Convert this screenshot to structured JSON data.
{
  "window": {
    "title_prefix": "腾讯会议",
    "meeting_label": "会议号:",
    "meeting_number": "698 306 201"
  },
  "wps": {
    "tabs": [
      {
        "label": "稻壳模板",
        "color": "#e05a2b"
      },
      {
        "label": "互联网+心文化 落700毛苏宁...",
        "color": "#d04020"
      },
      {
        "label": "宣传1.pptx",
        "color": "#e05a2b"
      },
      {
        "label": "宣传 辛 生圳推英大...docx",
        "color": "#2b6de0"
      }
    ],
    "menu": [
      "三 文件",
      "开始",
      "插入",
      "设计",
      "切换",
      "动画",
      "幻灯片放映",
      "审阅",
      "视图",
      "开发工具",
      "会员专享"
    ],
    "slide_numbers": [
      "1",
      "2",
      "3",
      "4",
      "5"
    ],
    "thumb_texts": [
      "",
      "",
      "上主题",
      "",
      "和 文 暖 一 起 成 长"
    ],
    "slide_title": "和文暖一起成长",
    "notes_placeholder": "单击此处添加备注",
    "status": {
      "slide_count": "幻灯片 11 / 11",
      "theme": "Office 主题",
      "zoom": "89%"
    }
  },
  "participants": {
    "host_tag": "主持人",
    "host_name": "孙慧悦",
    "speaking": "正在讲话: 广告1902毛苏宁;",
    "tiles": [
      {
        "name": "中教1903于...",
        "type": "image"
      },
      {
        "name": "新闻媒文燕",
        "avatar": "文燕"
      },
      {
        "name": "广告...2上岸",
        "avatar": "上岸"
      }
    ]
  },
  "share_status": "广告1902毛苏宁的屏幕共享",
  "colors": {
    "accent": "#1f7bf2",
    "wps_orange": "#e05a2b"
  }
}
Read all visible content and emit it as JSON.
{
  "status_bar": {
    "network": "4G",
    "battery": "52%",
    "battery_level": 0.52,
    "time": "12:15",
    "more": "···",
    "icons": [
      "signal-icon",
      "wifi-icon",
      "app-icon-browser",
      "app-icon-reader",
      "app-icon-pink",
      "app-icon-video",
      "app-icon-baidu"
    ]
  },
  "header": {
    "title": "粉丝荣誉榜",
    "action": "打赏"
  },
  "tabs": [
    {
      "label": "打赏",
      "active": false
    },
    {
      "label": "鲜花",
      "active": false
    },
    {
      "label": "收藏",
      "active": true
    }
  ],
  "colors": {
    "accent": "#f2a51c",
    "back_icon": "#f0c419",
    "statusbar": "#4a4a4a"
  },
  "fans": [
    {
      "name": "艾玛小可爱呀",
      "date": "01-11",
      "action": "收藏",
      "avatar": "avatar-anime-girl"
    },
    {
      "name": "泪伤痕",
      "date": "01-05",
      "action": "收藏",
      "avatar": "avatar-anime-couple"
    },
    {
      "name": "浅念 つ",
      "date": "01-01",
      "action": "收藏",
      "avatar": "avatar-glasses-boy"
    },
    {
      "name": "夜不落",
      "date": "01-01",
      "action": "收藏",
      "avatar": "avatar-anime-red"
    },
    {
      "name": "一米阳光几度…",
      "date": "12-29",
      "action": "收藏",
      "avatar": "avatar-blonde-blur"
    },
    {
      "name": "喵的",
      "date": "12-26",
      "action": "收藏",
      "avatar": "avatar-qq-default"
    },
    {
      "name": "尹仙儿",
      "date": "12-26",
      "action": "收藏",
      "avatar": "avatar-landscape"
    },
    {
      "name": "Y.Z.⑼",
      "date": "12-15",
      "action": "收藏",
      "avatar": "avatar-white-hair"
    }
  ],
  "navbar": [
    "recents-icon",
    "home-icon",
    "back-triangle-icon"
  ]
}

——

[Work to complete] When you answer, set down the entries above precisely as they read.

[Task result]
Convert this screenshot to structured JSON data.
{
  "window": {
    "title_prefix": "腾讯会议",
    "meeting_label": "会议号:",
    "meeting_number": "698 306 201"
  },
  "wps": {
    "tabs": [
      {
        "label": "稻壳模板",
        "color": "#e05a2b"
      },
      {
        "label": "互联网+心文化 落700毛苏宁...",
        "color": "#d04020"
      },
      {
        "label": "宣传1.pptx",
        "color": "#e05a2b"
      },
      {
        "label": "宣传 辛 生圳推英大...docx",
        "color": "#2b6de0"
      }
    ],
    "menu": [
      "三 文件",
      "开始",
      "插入",
      "设计",
      "切换",
      "动画",
      "幻灯片放映",
      "审阅",
      "视图",
      "开发工具",
      "会员专享"
    ],
    "slide_numbers": [
      "1",
      "2",
      "3",
      "4",
      "5"
    ],
    "thumb_texts": [
      "",
      "",
      "上主题",
      "",
      "和 文 暖 一 起 成 长"
    ],
    "slide_title": "和文暖一起成长",
    "notes_placeholder": "单击此处添加备注",
    "status": {
      "slide_count": "幻灯片 11 / 11",
      "theme": "Office 主题",
      "zoom": "89%"
    }
  },
  "participants": {
    "host_tag": "主持人",
    "host_name": "孙慧悦",
    "speaking": "正在讲话: 广告1902毛苏宁;",
    "tiles": [
      {
        "name": "中教1903于...",
        "type": "image"
      },
      {
        "name": "新闻媒文燕",
        "avatar": "文燕"
      },
      {
        "name": "广告...2上岸",
        "avatar": "上岸"
      }
    ]
  },
  "share_status": "广告1902毛苏宁的屏幕共享",
  "colors": {
    "accent": "#1f7bf2",
    "wps_orange": "#e05a2b"
  }
}
Read all visible content and emit it as JSON.
{
  "status_bar": {
    "network": "4G",
    "battery": "52%",
    "battery_level": 0.52,
    "time": "12:15",
    "more": "···",
    "icons": [
      "signal-icon",
      "wifi-icon",
      "app-icon-browser",
      "app-icon-reader",
      "app-icon-pink",
      "app-icon-video",
      "app-icon-baidu"
    ]
  },
  "header": {
    "title": "粉丝荣誉榜",
    "action": "打赏"
  },
  "tabs": [
    {
      "label": "打赏",
      "active": false
    },
    {
      "label": "鲜花",
      "active": false
    },
    {
      "label": "收藏",
      "active": true
    }
  ],
  "colors": {
    "accent": "#f2a51c",
    "back_icon": "#f0c419",
    "statusbar": "#4a4a4a"
  },
  "fans": [
    {
      "name": "艾玛小可爱呀",
      "date": "01-11",
      "action": "收藏",
      "avatar": "avatar-anime-girl"
    },
    {
      "name": "泪伤痕",
      "date": "01-05",
      "action": "收藏",
      "avatar": "avatar-anime-couple"
    },
    {
      "name": "浅念 つ",
      "date": "01-01",
      "action": "收藏",
      "avatar": "avatar-glasses-boy"
    },
    {
      "name": "夜不落",
      "date": "01-01",
      "action": "收藏",
      "avatar": "avatar-anime-red"
    },
    {
      "name": "一米阳光几度…",
      "date": "12-29",
      "action": "收藏",
      "avatar": "avatar-blonde-blur"
    },
    {
      "name": "喵的",
      "date": "12-26",
      "action": "收藏",
      "avatar": "avatar-qq-default"
    },
    {
      "name": "尹仙儿",
      "date": "12-26",
      "action": "收藏",
      "avatar": "avatar-landscape"
    },
    {
      "name": "Y.Z.⑼",
      "date": "12-15",
      "action": "收藏",
      "avatar": "avatar-white-hair"
    }
  ],
  "navbar": [
    "recents-icon",
    "home-icon",
    "back-triangle-icon"
  ]
}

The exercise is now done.